═══ Data for analysis

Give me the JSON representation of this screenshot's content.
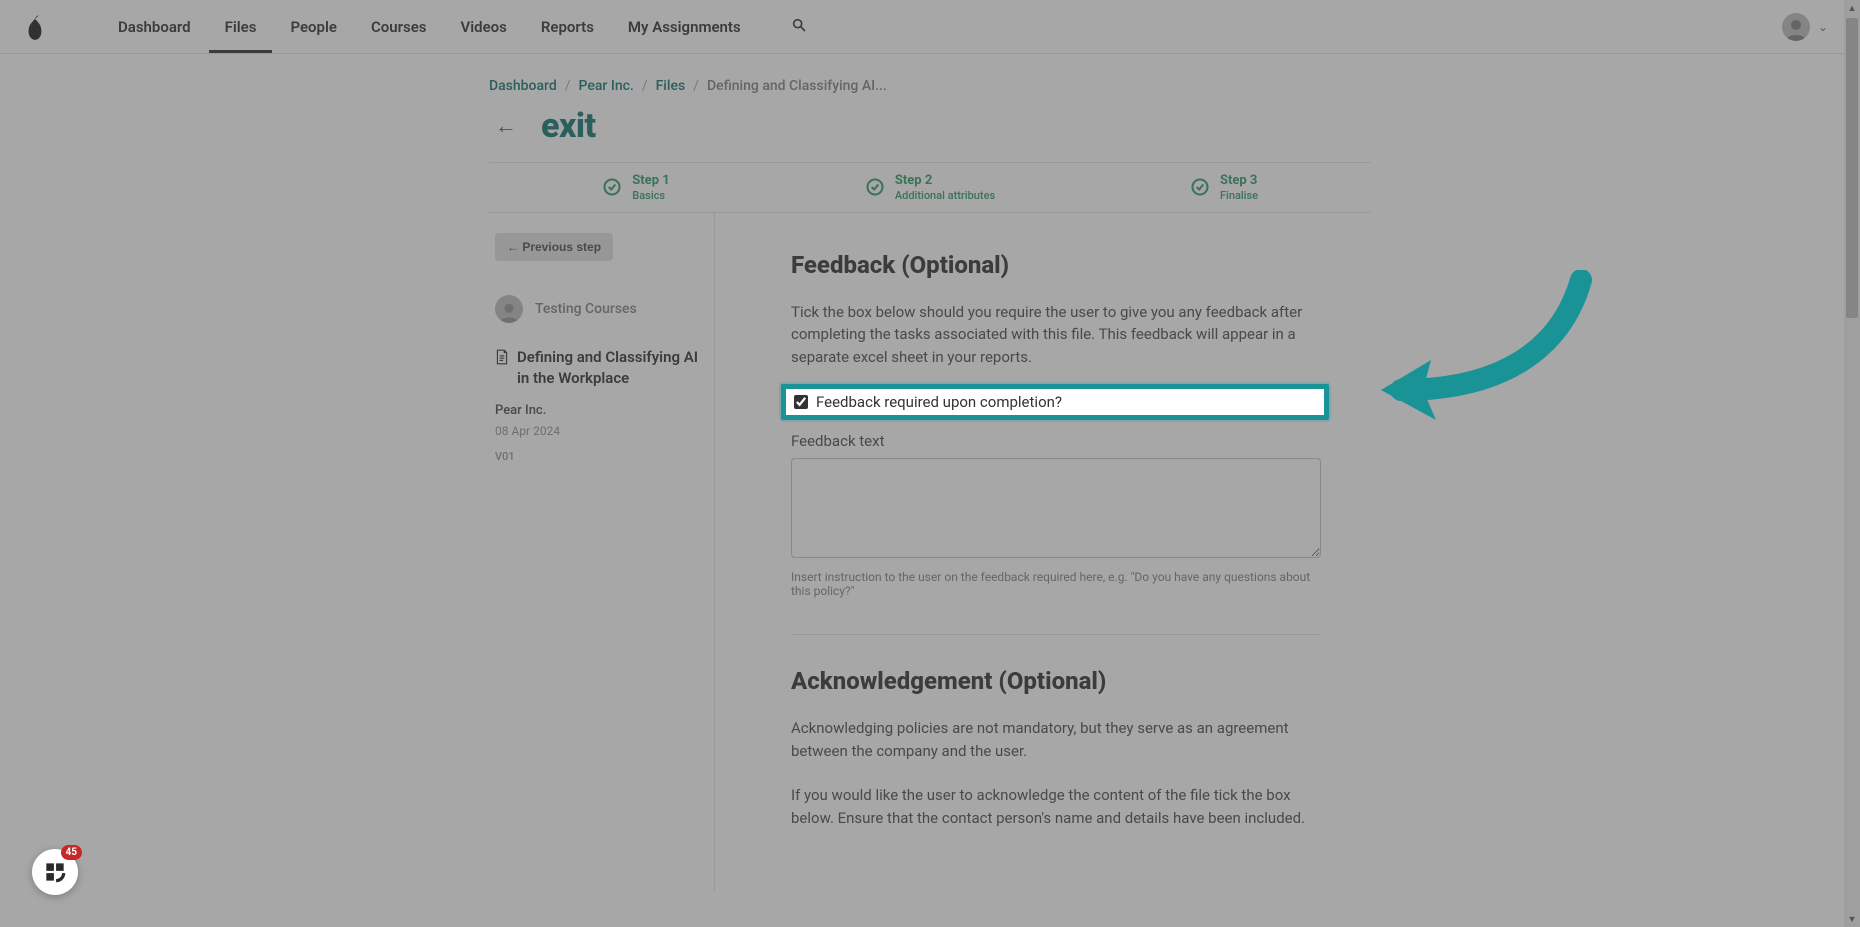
{
  "nav": {
    "items": [
      "Dashboard",
      "Files",
      "People",
      "Courses",
      "Videos",
      "Reports",
      "My Assignments"
    ],
    "active_index": 1
  },
  "breadcrumbs": {
    "items": [
      "Dashboard",
      "Pear Inc.",
      "Files"
    ],
    "current": "Defining and Classifying AI..."
  },
  "page": {
    "title": "exit"
  },
  "stepper": [
    {
      "label": "Step 1",
      "sub": "Basics"
    },
    {
      "label": "Step 2",
      "sub": "Additional attributes"
    },
    {
      "label": "Step 3",
      "sub": "Finalise"
    }
  ],
  "left": {
    "prev_button": "← Previous step",
    "user_name": "Testing Courses",
    "file_name": "Defining and Classifying AI in the Workplace",
    "company": "Pear Inc.",
    "date": "08 Apr 2024",
    "version": "V01"
  },
  "right": {
    "feedback_title": "Feedback (Optional)",
    "feedback_desc": "Tick the box below should you require the user to give you any feedback after completing the tasks associated with this file. This feedback will appear in a separate excel sheet in your reports.",
    "feedback_checkbox_label": "Feedback required upon completion?",
    "feedback_field_label": "Feedback text",
    "feedback_hint": "Insert instruction to the user on the feedback required here, e.g. \"Do you have any questions about this policy?\"",
    "ack_title": "Acknowledgement (Optional)",
    "ack_desc1": "Acknowledging policies are not mandatory, but they serve as an agreement between the company and the user.",
    "ack_desc2": "If you would like the user to acknowledge the content of the file tick the box below. Ensure that the contact person's name and details have been included."
  },
  "widget": {
    "badge": "45"
  },
  "colors": {
    "accent": "#1a9396",
    "teal_link": "#1c7c7a",
    "step_green": "#3aa06f"
  }
}
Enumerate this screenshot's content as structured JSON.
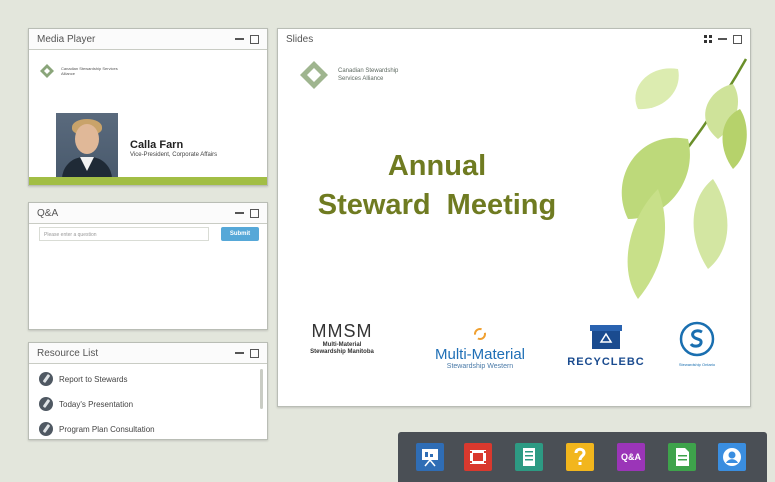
{
  "media_player": {
    "title": "Media Player",
    "org_name": "Canadian Stewardship Services Alliance",
    "speaker_name": "Calla Farn",
    "speaker_title": "Vice-President, Corporate Affairs"
  },
  "qa": {
    "title": "Q&A",
    "placeholder": "Please enter a question",
    "submit_label": "Submit"
  },
  "resources": {
    "title": "Resource List",
    "items": [
      "Report to Stewards",
      "Today's Presentation",
      "Program Plan Consultation"
    ]
  },
  "slides": {
    "title": "Slides",
    "org_line1": "Canadian Stewardship",
    "org_line2": "Services Alliance",
    "heading_line1": "Annual",
    "heading_line2": "Steward  Meeting",
    "sponsors": {
      "mmsm_big": "MMSM",
      "mmsm_sub1": "Multi-Material",
      "mmsm_sub2": "Stewardship Manitoba",
      "mmw_big": "Multi-Material",
      "mmw_sub": "Stewardship Western",
      "rbc_name": "RECYCLEBC",
      "so_name": "Stewardship Ontario"
    }
  },
  "toolbar": {
    "buttons": [
      {
        "icon": "presentation-icon",
        "color": "#2f6db5"
      },
      {
        "icon": "video-icon",
        "color": "#d9392e"
      },
      {
        "icon": "notes-icon",
        "color": "#2d9a83"
      },
      {
        "icon": "help-icon",
        "color": "#f2b61d"
      },
      {
        "icon": "qa-icon",
        "color": "#9b35b8",
        "label": "Q&A"
      },
      {
        "icon": "document-icon",
        "color": "#3ea34b"
      },
      {
        "icon": "profile-icon",
        "color": "#3a8ee0"
      }
    ]
  },
  "colors": {
    "accent_green": "#a2be45",
    "title_olive": "#6f7b21",
    "submit_blue": "#56a8d8"
  }
}
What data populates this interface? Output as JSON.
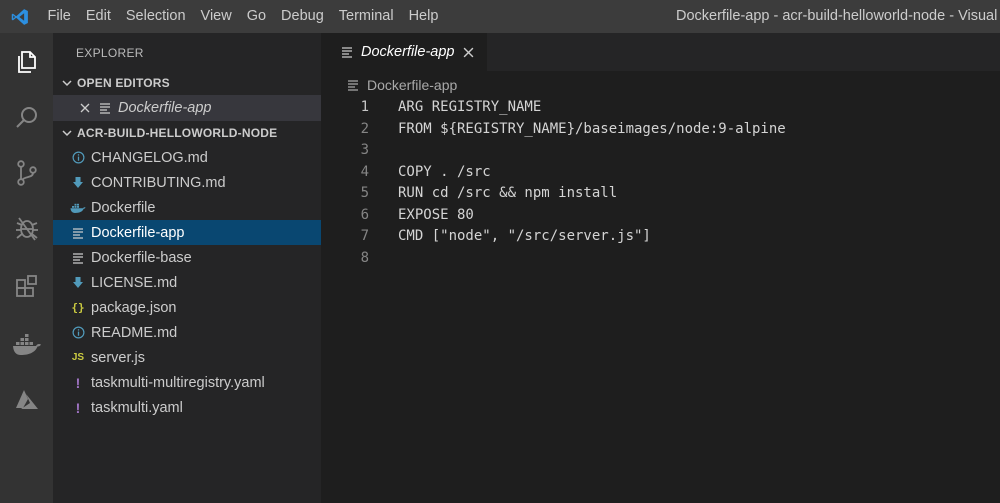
{
  "titlebar": {
    "menu": [
      "File",
      "Edit",
      "Selection",
      "View",
      "Go",
      "Debug",
      "Terminal",
      "Help"
    ],
    "window_title": "Dockerfile-app - acr-build-helloworld-node - Visual St"
  },
  "activity_bar": {
    "icons": [
      "explorer-icon",
      "search-icon",
      "source-control-icon",
      "debug-icon",
      "extensions-icon",
      "docker-icon",
      "azure-icon"
    ]
  },
  "sidebar": {
    "title": "EXPLORER",
    "open_editors": {
      "header": "OPEN EDITORS",
      "items": [
        {
          "label": "Dockerfile-app"
        }
      ]
    },
    "folder": {
      "header": "ACR-BUILD-HELLOWORLD-NODE",
      "files": [
        {
          "label": "CHANGELOG.md",
          "icon": "info-icon",
          "color": "#519aba"
        },
        {
          "label": "CONTRIBUTING.md",
          "icon": "markdown-download-icon",
          "color": "#519aba"
        },
        {
          "label": "Dockerfile",
          "icon": "docker-whale-icon",
          "color": "#519aba"
        },
        {
          "label": "Dockerfile-app",
          "icon": "text-lines-icon",
          "color": "#cccccc",
          "selected": true
        },
        {
          "label": "Dockerfile-base",
          "icon": "text-lines-icon",
          "color": "#cccccc"
        },
        {
          "label": "LICENSE.md",
          "icon": "markdown-download-icon",
          "color": "#519aba"
        },
        {
          "label": "package.json",
          "icon": "json-braces-icon",
          "color": "#cbcb41"
        },
        {
          "label": "README.md",
          "icon": "info-icon",
          "color": "#519aba"
        },
        {
          "label": "server.js",
          "icon": "javascript-icon",
          "color": "#cbcb41"
        },
        {
          "label": "taskmulti-multiregistry.yaml",
          "icon": "yaml-exclamation-icon",
          "color": "#a074c4"
        },
        {
          "label": "taskmulti.yaml",
          "icon": "yaml-exclamation-icon",
          "color": "#a074c4"
        }
      ]
    }
  },
  "editor": {
    "tab": {
      "label": "Dockerfile-app"
    },
    "breadcrumb": "Dockerfile-app",
    "active_line": 1,
    "lines": [
      "ARG REGISTRY_NAME",
      "FROM ${REGISTRY_NAME}/baseimages/node:9-alpine",
      "",
      "COPY . /src",
      "RUN cd /src && npm install",
      "EXPOSE 80",
      "CMD [\"node\", \"/src/server.js\"]",
      ""
    ]
  },
  "colors": {
    "accent_blue": "#007acc",
    "selection": "#094771",
    "title_bar": "#3c3c3c",
    "activity_bar": "#333333",
    "sidebar": "#252526",
    "editor": "#1e1e1e"
  }
}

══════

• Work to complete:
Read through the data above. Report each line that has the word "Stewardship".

• Answer box:
    "org_name": "Canadian Stewardship Services Alliance",
    "org_line1": "Canadian Stewardship",
      "mmsm_sub2": "Stewardship Manitoba",
      "mmw_sub": "Stewardship Western",
      "so_name": "Stewardship Ontario"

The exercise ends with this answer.